Often I hear my fellow writers lament the lack of opportunity to write. Or write as much as they desire. The issue isn’t lack of motivation (but I’ll get to that, since it’s in the blog title), but where to squeeze writing in with all the daily demands on their time. Family should come first, I’m on board with that. Neglect family and you might end up with none to neglect.
Recently, I returned from a year-and-a-half of 2 ½ day work weeks in my ‘other’ career (the scientific one what pays the bills) to a 4 day week. Yikes. My first reaction was (in the words of Ward), holy priceless collection of Etruscan snoods, I’ve got this novel to write, this novel to rewrite, this novel to polish and this novel to market. How the hell am I going to maintain my productivity goals when my writing week no longer runs from Wednesday noon to Sunday evening? (just to note, my second reaction was, I appreciate the additional cash flow). I realized I could no longer ‘relax’ my writing goals for Mondays and Tuesdays, since I couldn’t make it up on Wednesday and Thursday. I had to improve my efficiency and exploit all of my potential writing windows.

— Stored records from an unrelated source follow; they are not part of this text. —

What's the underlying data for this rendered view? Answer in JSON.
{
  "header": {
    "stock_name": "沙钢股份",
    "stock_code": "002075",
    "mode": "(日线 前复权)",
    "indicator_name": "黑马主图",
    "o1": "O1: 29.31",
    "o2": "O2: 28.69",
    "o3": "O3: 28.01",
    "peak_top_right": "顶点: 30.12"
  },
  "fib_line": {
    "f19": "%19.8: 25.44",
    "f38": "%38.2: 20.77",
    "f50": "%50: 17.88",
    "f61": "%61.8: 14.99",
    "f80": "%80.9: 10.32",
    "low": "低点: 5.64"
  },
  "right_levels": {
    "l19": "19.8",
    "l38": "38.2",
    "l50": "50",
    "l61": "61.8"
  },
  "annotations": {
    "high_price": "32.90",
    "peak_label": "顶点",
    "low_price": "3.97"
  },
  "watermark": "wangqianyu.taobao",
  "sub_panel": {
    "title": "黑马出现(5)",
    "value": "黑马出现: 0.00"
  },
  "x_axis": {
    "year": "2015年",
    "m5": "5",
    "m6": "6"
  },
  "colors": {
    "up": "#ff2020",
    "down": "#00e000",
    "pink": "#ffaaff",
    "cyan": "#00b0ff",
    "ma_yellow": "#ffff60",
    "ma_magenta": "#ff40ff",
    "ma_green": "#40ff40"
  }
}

My plan became, what can I do during my morning and evening public transit commute and my lunch hour on the days I worked? I can carry printed pages of chapters to edit by hand; I can write by hand from scratch; I can read and make scene summaries for outline revision and future drafts. I can then word process the changes at noon or weekends in a binge. I never deny that the slower pace of writing in longhand can often result in superior prose—my brain has more time to think of the right word or phrase.
So how does motivation play into this? For me, using visualization techniques gives me the incentive to establish the above routine. I’ve finished the 2nd draft of a novel in 3 weeks in January and completed a scene by scene go forward action plan for another. Before I mount the bus each morning and afternoon, I’m already visualizing ‘Al the author’, hard at work on his next literary masterpiece. Dave Darrigo created a wonderful comic book series called Wordsmith, the story of Clay Washburn, a depression era pulp writer. When I’m really lacking the oomph to pick away, I become Clay, or Lester Dent, or Frank Gruber, writing because I have to.
I’m not a ‘binge’ writer. I find it difficult to pull a 3 or 4 day sprint, then be drained for a week or a month after. Here’s my tip, as much to remind me as to offer advice to anyone else, you can’t finish a story or novel by writing zero words per day. You can by writing 100 words a day. It may take longer than you envisioned when these marvelous characters/plots/scenes presented themselves, but you will establish the work/reward routine which will become your motivation.